Consumers are being encouraged this week to think about their use of hot water in economic and environmental terms as part of the fifteenth Energy Savings Week (24-28 October).
The Consumer Council for Water is urging people to think about their hot water and how they might use it more efficiently to both save money and to help reduce their impact on the environment. Around one-third of a households energy bill relates to heating and hot water for use in baths or showers or for washing clothes and dishes. By taking simple steps to use hot water more efficiently, households could see a reduction in their energy bill, and those who are charged for their water by meter could see a reduction in their water bill too.
Cutting back on the hot water you use will also cut your carbon footprint, or the amount of CO2 you create through your daily activities. It is estimated that about one-fifth of a households carbon footprint comes from heating water at home.
Dame Yve Buckland, Chair of the Consumer Council for Water, said: Taking a few minutes to consider whether you are able to benefit from some simple efficiency tips could pay off in the long run. It could also have the added benefit of helping reduce not only costs but also your carbon footprint.
- Replace worn washers on leaky taps. A dripping hot water tap wastes both water and energy and over a year could unnecessarily add over £12 to your annual water bill if on a meter.
- Shorten your shower. For every minute less you spend under the shower you could save money. Or go one step further and install a water-saving shower head, which can cut the amount of water used by about 30 per cent.
- When putting the kettle on to boil, only fill it with as much water as necessary. Two-thirds of us boil more water than we need.
- Make sure that the dishwasher or washing machine is full before turning it on, and avoid using the half load setting. Half-load cycles use much more than half the energy and water of a full load.
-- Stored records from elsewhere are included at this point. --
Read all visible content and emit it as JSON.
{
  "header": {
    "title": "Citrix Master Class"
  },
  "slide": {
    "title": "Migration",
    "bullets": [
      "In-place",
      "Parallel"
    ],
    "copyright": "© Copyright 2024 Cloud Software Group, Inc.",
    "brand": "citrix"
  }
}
- Washing machines use huge amounts of energy, 90 per cent of which is through heating water. By reducing the temperature from 40 to 30 degrees, energy consumption will be reduced by 40 per cent.
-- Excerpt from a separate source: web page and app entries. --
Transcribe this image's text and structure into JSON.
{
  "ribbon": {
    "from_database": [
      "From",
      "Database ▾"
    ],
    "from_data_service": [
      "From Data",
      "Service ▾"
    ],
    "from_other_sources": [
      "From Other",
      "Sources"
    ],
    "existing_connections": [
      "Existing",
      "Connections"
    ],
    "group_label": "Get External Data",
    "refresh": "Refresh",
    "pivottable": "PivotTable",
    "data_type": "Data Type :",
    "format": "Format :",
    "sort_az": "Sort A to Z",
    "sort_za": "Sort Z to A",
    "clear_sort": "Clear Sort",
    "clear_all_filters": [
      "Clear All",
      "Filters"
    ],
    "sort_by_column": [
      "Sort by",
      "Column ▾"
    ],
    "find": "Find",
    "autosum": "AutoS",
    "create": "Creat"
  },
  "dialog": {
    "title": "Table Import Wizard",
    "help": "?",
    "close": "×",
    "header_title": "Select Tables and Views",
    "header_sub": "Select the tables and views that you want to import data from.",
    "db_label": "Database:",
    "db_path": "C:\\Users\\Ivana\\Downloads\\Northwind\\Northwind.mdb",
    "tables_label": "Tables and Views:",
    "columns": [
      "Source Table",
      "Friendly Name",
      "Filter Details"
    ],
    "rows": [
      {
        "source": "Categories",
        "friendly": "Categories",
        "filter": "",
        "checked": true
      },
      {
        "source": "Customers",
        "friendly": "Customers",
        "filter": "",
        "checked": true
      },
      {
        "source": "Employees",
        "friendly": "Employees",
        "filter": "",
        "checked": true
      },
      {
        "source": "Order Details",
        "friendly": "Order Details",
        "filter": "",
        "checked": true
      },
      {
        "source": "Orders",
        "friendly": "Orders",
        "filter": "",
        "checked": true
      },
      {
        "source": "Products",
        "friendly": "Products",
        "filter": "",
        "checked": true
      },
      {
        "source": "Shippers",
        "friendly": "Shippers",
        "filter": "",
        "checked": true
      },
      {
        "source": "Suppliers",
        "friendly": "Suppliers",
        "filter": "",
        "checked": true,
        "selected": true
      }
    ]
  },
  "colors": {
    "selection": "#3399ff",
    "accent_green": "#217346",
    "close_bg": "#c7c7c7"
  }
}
- The hot water cylinder thermostat should be set at 60°C (140°F). Any higher is a waste of energy and could lead to scalding.
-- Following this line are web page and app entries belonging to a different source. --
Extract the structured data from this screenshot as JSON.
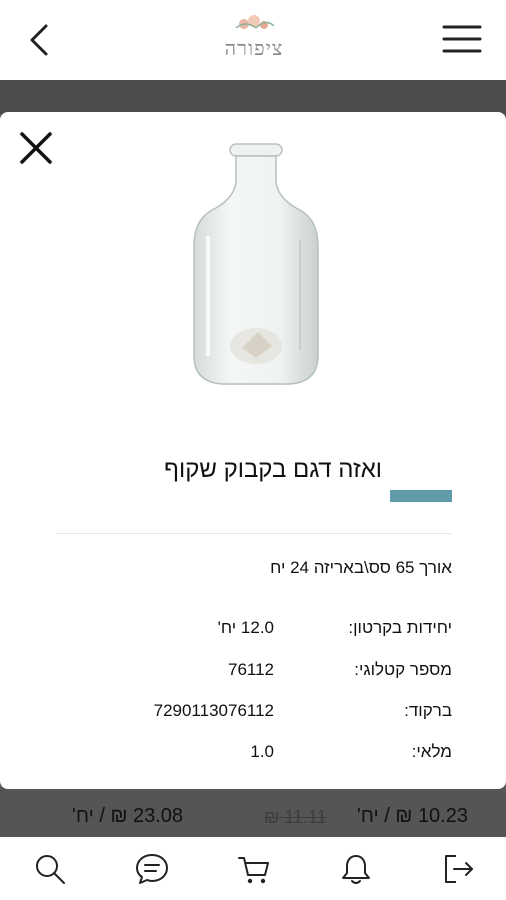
{
  "header": {
    "logo_text": "ציפורה",
    "back_icon": "chevron-left-icon",
    "menu_icon": "hamburger-menu-icon"
  },
  "product": {
    "title": "ואזה דגם בקבוק שקוף",
    "description": "אורך 65 סס\\באריזה 24 יח",
    "specs": [
      {
        "label": "יחידות בקרטון:",
        "value": "12.0 יח'"
      },
      {
        "label": "מספר קטלוגי:",
        "value": "76112"
      },
      {
        "label": "ברקוד:",
        "value": "7290113076112"
      },
      {
        "label": "מלאי:",
        "value": "1.0"
      }
    ],
    "accent_color": "#5f9aa8"
  },
  "background_prices": {
    "left": "23.08 ₪ / יח'",
    "old": "11.11 ₪",
    "right": "10.23 ₪ / יח'"
  },
  "tabbar": {
    "items": [
      {
        "icon": "search-icon"
      },
      {
        "icon": "chat-bubble-icon"
      },
      {
        "icon": "cart-icon"
      },
      {
        "icon": "bell-icon"
      },
      {
        "icon": "logout-icon"
      }
    ]
  }
}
- Insulate the hot water cistern to avoid wasting energy to keep it hot. Fitting a jacket that is at least 75mm thick could save around £40 each year.
See our list of water saving tips where you will also find a link to the Energy Saving Trusts brand new Energy-Water Calculator.